And so I talked to Brian and Scott, and the first time I had seen them put it together, it was really cool, but there wasn’t enough of in-sync movement on the bikes. So I brought in a friend of mine who is a spin instructor, I sent her what I was looking for, and she did a mock routine on a spin bike. She did these elbow things and dips, and kind of reiterated that the feet have to be all in-sync, “one-two, one-two.” It was one conversation with her, and then a video that I had taken of her routine that I showed to the guys, and that was what guided us in a way that felt like, “Alright, if we do it like this, this’ll be really effective when they’re all together. Having them all go up and down, and their feet have to be in-sync.” It sounds really simple, like, “ooh yeah, be in-sync, duh” -- but on a spin bike, getting everybody set up and having that timing, how everybody looks on a spin bike, is obviously way different than dancing on their feet.

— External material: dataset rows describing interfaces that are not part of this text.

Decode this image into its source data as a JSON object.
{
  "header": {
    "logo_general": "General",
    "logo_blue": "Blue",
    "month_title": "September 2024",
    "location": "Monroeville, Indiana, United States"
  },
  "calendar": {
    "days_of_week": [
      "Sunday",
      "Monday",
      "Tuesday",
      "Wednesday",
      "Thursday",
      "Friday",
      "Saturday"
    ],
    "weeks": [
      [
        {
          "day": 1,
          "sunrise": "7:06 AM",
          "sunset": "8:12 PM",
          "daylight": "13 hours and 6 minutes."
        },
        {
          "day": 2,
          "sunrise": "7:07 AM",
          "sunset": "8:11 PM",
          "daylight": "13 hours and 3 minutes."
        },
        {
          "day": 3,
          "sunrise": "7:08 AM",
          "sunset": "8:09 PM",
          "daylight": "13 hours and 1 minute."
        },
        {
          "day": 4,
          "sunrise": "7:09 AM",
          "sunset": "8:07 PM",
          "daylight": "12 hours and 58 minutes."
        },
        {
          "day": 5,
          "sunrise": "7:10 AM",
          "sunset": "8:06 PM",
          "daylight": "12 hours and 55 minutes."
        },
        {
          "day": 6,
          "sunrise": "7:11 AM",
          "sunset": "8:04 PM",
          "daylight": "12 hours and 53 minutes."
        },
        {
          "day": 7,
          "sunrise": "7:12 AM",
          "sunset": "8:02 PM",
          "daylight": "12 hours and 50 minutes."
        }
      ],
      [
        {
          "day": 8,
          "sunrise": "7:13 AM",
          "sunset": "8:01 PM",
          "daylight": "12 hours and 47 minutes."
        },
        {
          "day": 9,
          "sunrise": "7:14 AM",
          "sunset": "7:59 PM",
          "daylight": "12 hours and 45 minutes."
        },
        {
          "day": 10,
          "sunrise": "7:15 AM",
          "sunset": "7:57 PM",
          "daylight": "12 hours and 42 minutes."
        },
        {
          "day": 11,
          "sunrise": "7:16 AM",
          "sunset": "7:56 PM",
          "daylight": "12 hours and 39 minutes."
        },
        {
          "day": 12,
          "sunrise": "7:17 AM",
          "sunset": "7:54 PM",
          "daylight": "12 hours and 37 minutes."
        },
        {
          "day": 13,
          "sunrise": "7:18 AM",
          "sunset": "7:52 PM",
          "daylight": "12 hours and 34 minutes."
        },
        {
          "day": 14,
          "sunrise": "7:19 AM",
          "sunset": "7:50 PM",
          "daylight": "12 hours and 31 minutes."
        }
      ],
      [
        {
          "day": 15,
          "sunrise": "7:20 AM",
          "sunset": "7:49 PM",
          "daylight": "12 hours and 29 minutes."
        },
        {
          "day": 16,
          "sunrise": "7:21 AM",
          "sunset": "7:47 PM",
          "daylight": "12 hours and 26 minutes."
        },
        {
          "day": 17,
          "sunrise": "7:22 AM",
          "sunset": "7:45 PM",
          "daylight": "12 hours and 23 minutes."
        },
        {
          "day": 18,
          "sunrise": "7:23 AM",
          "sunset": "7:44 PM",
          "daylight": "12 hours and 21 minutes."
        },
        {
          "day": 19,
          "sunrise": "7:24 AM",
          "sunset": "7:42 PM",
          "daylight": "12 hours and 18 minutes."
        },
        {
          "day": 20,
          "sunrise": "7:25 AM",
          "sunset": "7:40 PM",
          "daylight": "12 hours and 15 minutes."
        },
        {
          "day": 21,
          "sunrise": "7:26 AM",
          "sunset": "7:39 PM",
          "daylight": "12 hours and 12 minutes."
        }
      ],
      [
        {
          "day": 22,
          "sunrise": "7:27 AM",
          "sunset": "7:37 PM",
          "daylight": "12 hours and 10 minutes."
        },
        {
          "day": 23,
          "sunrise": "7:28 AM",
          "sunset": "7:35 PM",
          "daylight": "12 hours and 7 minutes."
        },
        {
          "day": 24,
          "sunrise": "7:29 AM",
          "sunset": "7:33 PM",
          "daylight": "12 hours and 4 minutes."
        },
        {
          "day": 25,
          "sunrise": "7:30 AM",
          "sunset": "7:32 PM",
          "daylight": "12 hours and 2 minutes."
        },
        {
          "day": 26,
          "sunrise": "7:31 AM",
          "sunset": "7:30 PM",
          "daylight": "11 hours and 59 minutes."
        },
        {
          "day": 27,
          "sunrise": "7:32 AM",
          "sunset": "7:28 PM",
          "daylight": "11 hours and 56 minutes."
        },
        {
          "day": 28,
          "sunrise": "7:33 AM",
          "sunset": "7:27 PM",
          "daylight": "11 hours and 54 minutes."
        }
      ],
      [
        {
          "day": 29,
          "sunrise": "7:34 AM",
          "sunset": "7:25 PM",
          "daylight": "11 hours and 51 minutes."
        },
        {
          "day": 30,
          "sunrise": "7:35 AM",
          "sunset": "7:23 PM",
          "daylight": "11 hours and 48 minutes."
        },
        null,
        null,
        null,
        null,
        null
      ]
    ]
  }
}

So we had to bring in the spin bikes to their rehearsal, I think they had a couple days’ rehearsal with it because it was so foreign. And we even had to go over the formation of the spin bikes, how it would feel in this dynamic, because we were doing crane shots and we wanted to make sure that it was good from all angles -- from above it, swooping through it, everyone’s in-sync in every shot while also being really dynamic.
A lot of it really is trial-and-error. I shoot the rehearsal on my iPhone and study it, so that I can show the DP and the DP can be like, “Oh cool, we should definitely get profile angles, I’ll make sure I can set up something over there.” But then, when it comes down to the shoot day, the crane operator has never seen the choreography, never heard the song, and you’re just having to re-teach everything that you and this DP have honed in on, and it’s now all going to this person’s hands to make sure they can shoot it right. You kind of just have to rapid-fire shoot the video, and know what specific angles you need. Sorry if this sounds boring!
No, not at all! It’s nice to hear a director open up about the actual process, because I think for a lot of people music videos are still very mystifying. Nowadays they just kind of appear on the Internet, or at least that’s what it seems like.
It’s a lot of back-and-forth and collaboration. Music videos are the Wild West, still. Even though they’ve been happening for twenty-plus years, they’re still a very fast-paced industry. Shit goes wrong, artists can be late, artists can not show up -- there’s a lot of variables that we’re constantly having to dodge, and I feel like it’s so important to make sure you have people on your team that can go with the flow and create things on the fly, change things on the fly, and be flexible and just be a teammate and partner-in-crime. Because it really is, at the end of the day, a team effort, and you’ve really got to make sure that everybody on the team has a common goal of giving it their all and being flexible. Things will happen and change.